telexfree-logoEarlier in August the SEC filed a Motion For Contempt against Sannderly Rodrigues.

In their motion, the SEC argued that Rodrigues had failed to provide the regulator with detailed accounting records for over a year. This, the regulator contended, was grounds to send Rodrigues back to jail until the court order had been complied with.

Rodrigues’ initial defense against the motion saw him hilariously claim he doesn’t speak English.

After the SEC declared this to be “nonsense“, Rodrigues dropped the defense and instead claimed that providing the requested information might incriminate him in related investigations.

That was back in October, with mediation efforts continuing between the SEC and Rodrigues in an attempt to resolve the ongoing issue.

Now, in a Status Report filed by the SEC on November 30th, it has been revealed that these mediation efforts have failed to resolve the matter.

The parties have not resolved the issue of the return of funds reflecting dissipation of assets by Rodrigues in violation of this Court’s Asset Freeze order.

That’s not to say the SEC didn’t obtain the information they wanted though…

How the regulator obtained Rodrigues’ detailed financial records is unclear, with the agency only revealing that

The Commission has also taken other steps to obtain the information required by the court-ordered accounting without causing defendant Rodrigues to waive his right against self incrimination under the Fifth Amendment.

As a result of these other steps to obtain information, the Commission received almost all information required by the court-ordered accounting.

Missing information pertains to Rodrigues’ offshore accounts, through which Rodrigues laundered stolen TelexFree Ponzi funds.

To what extent the information gleaned by the SEC will assist them (and other agencies with access to the information), is unclear. Ditto how important Rodrigues’ offshore accounting records are.

What we do know though is that even though they have most of the information they sought, the SEC aren’t letting up.

Arguing that despite most of the information sought being obtained through alternative methods, Rodrigues to date has still failed to hand over stolen victim funds he dissipated through identified accounts.

Because Rodrigues has failed to return funds equal to his prior dissipation of assets, the Commission respectfully requests that this Court take action on that part of its motion for contempt.

Whereas Rodrigues might argue his accounting records might incriminate him, I don’t think the same argument will hold up with respect to funds transferred.

The SEC likely have a blueprint of funds Rodrigues transferred outside of the US, with where those funds wound up irrelevant to compliance with their being turned over.

Rodrigues has to turn over those funds now that they’ve been identified, with the SEC otherwise looking to win their contempt motion against him.

Whether or not that will see Rodrigues returned to jail is uncertain, but it’s what the agency are pushing for.

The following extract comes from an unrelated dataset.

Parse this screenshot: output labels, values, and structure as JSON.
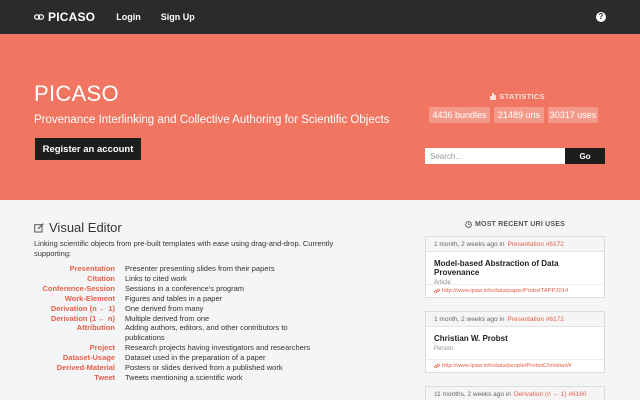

Personally I think the SEC and courts have been more than patient with Rodrigues. If further jail time is what it takes to get him to comply, then so be it.

Stay tuned…

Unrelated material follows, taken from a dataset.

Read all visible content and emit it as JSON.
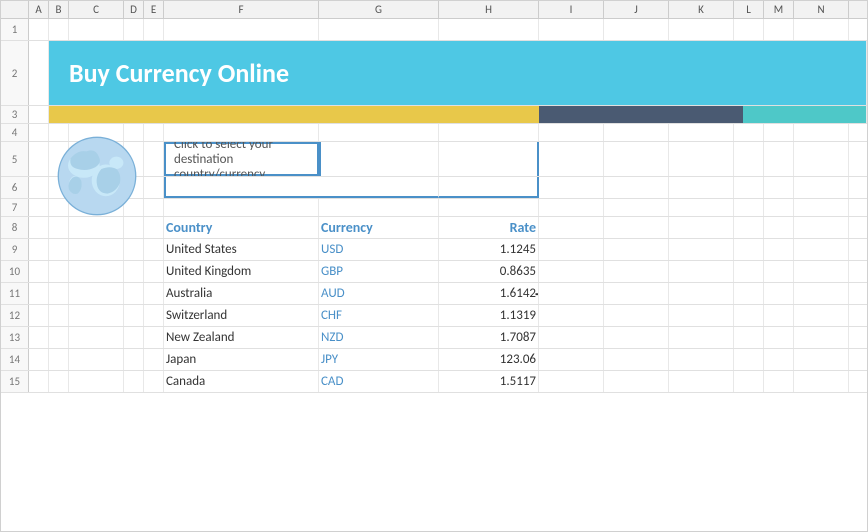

Footnote: Our thanks to Don@ASDUpdates for providing a copy of the SEC’s Status Report, filed on November 30th, 2015.